Plot a course and challenge yourself
By Traci Berry and Michael Roberts / Photos By Danny Henkel/Courtesy Of Raid The Rock
Last year, when the Physical Activity Council released its Fitness and Leisure Activities Topline Participation Report, adventure racing came out on top of the “fastest growing” sports category with an increase of over 20 percent. To folks who have competed in these unique races, such growth in popularity won’t come as a surprise—the sheer thrilling challenge and variety of activities involved in a typical adventure race make these events a must-do for adrenaline junkies of all stripes.
Of course, a growth in popularity doesn’t necessarily translate to the general public knowing what something is, so perhaps we should start out with the most important question: Just what the heck is an adventure race, anyway? Simply put, adventure racing is a multidisciplined race involving teams that race for hours through stages that often involve mountain biking, foot racing, paddling various waterways and even rappelling. And if that isn’t enough, teams must navigate the pathways of each stage on their own, often using nothing but topographic maps and compasses. The sheer excitement of showing up to the starting line not knowing exactly where the day’s course will take you is a rush that can’t be beat.
Unlike other racing events, adventure races require teams to work together in order to successfully meet each challenge. From calling out coordinates to plotting a course to keeping gear in check, each race team member plays a vital role in navigating a pathway through each section of the race course.
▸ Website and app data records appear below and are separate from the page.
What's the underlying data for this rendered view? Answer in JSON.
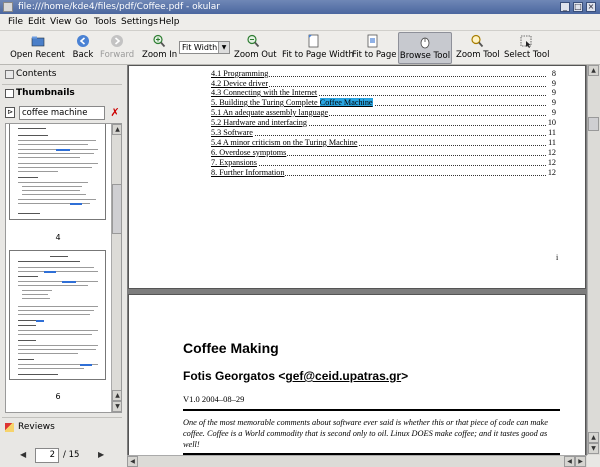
{
  "window": {
    "title": "file:///home/kde4/files/pdf/Coffee.pdf - okular"
  },
  "menu": {
    "items": [
      "File",
      "Edit",
      "View",
      "Go",
      "Tools",
      "Settings",
      "Help"
    ]
  },
  "toolbar": {
    "open_recent": "Open Recent",
    "back": "Back",
    "forward": "Forward",
    "zoom_in": "Zoom In",
    "zoom_value": "Fit Width",
    "zoom_out": "Zoom Out",
    "fit_width": "Fit to Page Width",
    "fit_page": "Fit to Page",
    "browse": "Browse Tool",
    "zoom_tool": "Zoom Tool",
    "select": "Select Tool"
  },
  "sidebar": {
    "contents": "Contents",
    "thumbnails": "Thumbnails",
    "search_value": "coffee machine",
    "thumb_labels": [
      "4",
      "6"
    ],
    "reviews": "Reviews"
  },
  "pager": {
    "current": "2",
    "total": "/ 15"
  },
  "toc": [
    {
      "text": "4.1 Programming",
      "page": "8"
    },
    {
      "text": "4.2 Device driver",
      "page": "9"
    },
    {
      "text": "4.3 Connecting with the Internet",
      "page": "9"
    },
    {
      "text_before": "5. Building the Turing Complete ",
      "highlight": "Coffee Machine",
      "page": "9"
    },
    {
      "text": "5.1 An adequate assembly language",
      "page": "9"
    },
    {
      "text": "5.2 Hardware and interfacing",
      "page": "10"
    },
    {
      "text": "5.3 Software",
      "page": "11"
    },
    {
      "text": "5.4 A minor criticism on the Turing Machine",
      "page": "11"
    },
    {
      "text": "6. Overdose symptoms",
      "page": "12"
    },
    {
      "text": "7. Expansions",
      "page": "12"
    },
    {
      "text": "8. Further Information",
      "page": "12"
    }
  ],
  "page_footer": "i",
  "doc": {
    "title": "Coffee Making",
    "author_prefix": "Fotis Georgatos <",
    "author_email": "gef@ceid.upatras.gr",
    "author_suffix": ">",
    "version": "V1.0 2004–08–29",
    "abstract": "One of the most memorable comments about software ever said is whether this or that piece of code can make coffee. Coffee is a World commodity that is second only to oil. Linux DOES make coffee; and it tastes good as well!"
  }
}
In winter, adventure racers flock to Raid the Rock in Little Rock, which hopes in its 16th year to reinstitute the paddle portion of the race that was canceled last year due to rain and dangerous water conditions last year. Still, despite the uncooperative weather, racers faced extreme situations during the foot and bike portions of the event—starting with the 35-degree starting temperature. Even without the paddle section, the 2015 Raid the Rock course covered 24 miles of biking and 12 miles on foot, with checkpoints located in hard-to-reach spots like the middle of a creek or a culvert underneath the interstate.
Further north, the springtime brings adventure racers to Pack Rat Outdoor Center’s Brewhabushwhack at Byrd’s Adventure Center in Ozark. Unlike Raid the Rock (and other adventure races), this race isn’t dependent on fast times, but rather points awarded for teams that complete tasks. In the Brewhabushwhack, teams can complete their checkpoints in any order—but all checkpoints must be located in order to receive the most points. In addition to these navigational points, teams earn extra rewards by completing survival tasks such as fire-building (without use of lighters or matches), knot-tying, knowledge of local flora and more. It’s an interesting spin on the concept.
Because of the challenges associated with these races, there’s never a dull moment in an adventure race—which explains the explosive growth in popularity the sport has experienced in recent years. Why simply run, paddle, bike or climb alone when you can do all those things in a single race? It’s the ultimate test of an athlete’s endurance, not to mention a chance to build a team from close friends and fellow adventure-seekers.